The dad didn’t look too happy when we passed….
The next stop was the enclosure where the ostrich riding takes place. There’s a little seating area on the side where the whole group can sit, watch and laugh at the people trying the ostrich riding.
And yes, I was one of those people trying to ride an ostrich.
It took quite a lot of internal contemplation before reaching my decision to ride one. When we got to the enclosure, and I saw all the ostriches with blue cloth covering their backs, it felt like a circus to me. I cursed myself for not researching ostrich riding before coming to Oudtshoorn, and initially decided not to ride the bird.
They wouldn’t let anyone weighing over 75kg ride the ostriches, and only a handful of people were allowed to ride one. There were two helpers catching the ostrich for the rider, putting a hood over its head so the bird wouldn’t get stressed. Once the rider was on the ostrich’s back, they would remove the hood and off they went… The helpers would be there on each side of the bird, guiding the bird and catching you if you’d fall. The ride only lasted around 5 seconds, and was definitely not an elegant ride to behold.

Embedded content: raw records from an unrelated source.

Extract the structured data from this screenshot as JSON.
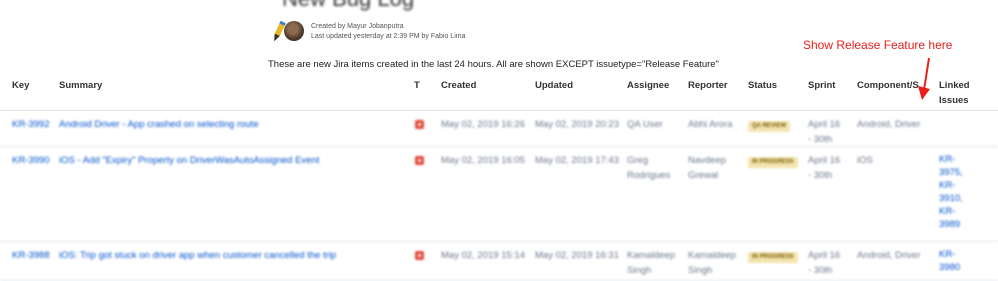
{
  "page": {
    "title": "New Bug Log",
    "created_by": "Created by Mayur Jobanputra",
    "last_updated": "Last updated yesterday at 2:39 PM by Fabio Lima",
    "description": "These are new Jira items created in the last 24 hours. All are shown EXCEPT issuetype=\"Release Feature\"",
    "annotation": "Show Release Feature here"
  },
  "table": {
    "columns": {
      "key": "Key",
      "summary": "Summary",
      "type": "T",
      "created": "Created",
      "updated": "Updated",
      "assignee": "Assignee",
      "reporter": "Reporter",
      "status": "Status",
      "sprint": "Sprint",
      "component": "Component/S",
      "linked_line1": "Linked",
      "linked_line2": "Issues"
    },
    "rows": [
      {
        "key": "KR-3992",
        "summary": "Android Driver - App crashed on selecting route",
        "created": "May 02, 2019 16:26",
        "updated": "May 02, 2019 20:23",
        "assignee_1": "QA User",
        "assignee_2": "",
        "reporter_1": "Abhi Arora",
        "reporter_2": "",
        "status": "QA REVIEW",
        "sprint_1": "April 16",
        "sprint_2": "- 30th",
        "component": "Android, Driver",
        "linked": []
      },
      {
        "key": "KR-3990",
        "summary": "iOS - Add \"Expiry\" Property on DriverWasAutoAssigned Event",
        "created": "May 02, 2019 16:05",
        "updated": "May 02, 2019 17:43",
        "assignee_1": "Greg",
        "assignee_2": "Rodrigues",
        "reporter_1": "Navdeep",
        "reporter_2": "Grewal",
        "status": "IN PROGRESS",
        "sprint_1": "April 16",
        "sprint_2": "- 30th",
        "component": "iOS",
        "linked": [
          "KR-",
          "3975,",
          "KR-",
          "3910,",
          "KR-",
          "3989"
        ]
      },
      {
        "key": "KR-3988",
        "summary": "iOS: Trip got stuck on driver app when customer cancelled the trip",
        "created": "May 02, 2019 15:14",
        "updated": "May 02, 2019 16:31",
        "assignee_1": "Kamaldeep",
        "assignee_2": "Singh",
        "reporter_1": "Kamaldeep",
        "reporter_2": "Singh",
        "status": "IN PROGRESS",
        "sprint_1": "April 16",
        "sprint_2": "- 30th",
        "component": "Android, Driver",
        "linked": [
          "KR-",
          "3980"
        ]
      }
    ]
  },
  "colors": {
    "link": "#0052cc",
    "annotation": "#e8201b",
    "bug_icon": "#e5493a"
  }
}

After seeing a few women having a go, I decided to go for it. I regret to say that my decision came from the most basic of reasons “It’s a once in a lifetime opportunity”. When I got onto the ostrich’s back, it felt very strong. Once I was on, they put the wings on top of my legs and told me to hold onto the front of the wings, sit back and lean back (which goes completely against your instincts, as I, and everyone else, just wanted to lean forward).
They take the hood off the ostrich’s head, and off you go…It was all over in a heartbeat. The only thing I could think of was “Hold on tight, hold on tight, don’t fall off, oh God”, and then it was over.
After letting a handful of people ride the ostriches, they gave the opportunity to everyone else to sit on the ostrich for photos. After everyone was satisfied, they let the helpers ‘jockeys’ give a demonstration on how to ride an ostrich. There was a lot of ‘bending the ostrich neck in every possible way’ movements going on, which made me cringe. Surely that must hurt the ostrich?
All in all, it was an entertaining experience, but I was constantly left thinking “is all this good for the ostrich?”
Update on ostrich riding in South Africa
Ostrich riding has been fairly popular among tourists in the Oudtshoorn region but the practice has come under scrutiny by animal welfare organisations. After my experience ostrich riding in Oudtshoorn, I have been researching the issue and the different questions that have been raised since. Even though ostriches don’t undergo a torturous training to accept people on their backs, compared to elephants’ more controversial training called ‘Phajaan‘, there are still questions raised regarding the welfare of the ostriches on these farms.
In 2017, two big ostrich farms around Oudtshoorn, including the Cango Ostrich Farm we visited, have stopped offering ostrich rides as a response to concerns of ethical and responsible tourism. I applaud the move to a more responsible way of interacting with animals and I’m glad to see more companies actively trying to create awareness about the issues involving riding any animal.
Many people (including myself), are not always informed about the ehtical practices involving animals. What ostrich riding in South Africa taught me is to always look into the activity beforehand, and if you feel slightly uncomfortable, avoid the experience.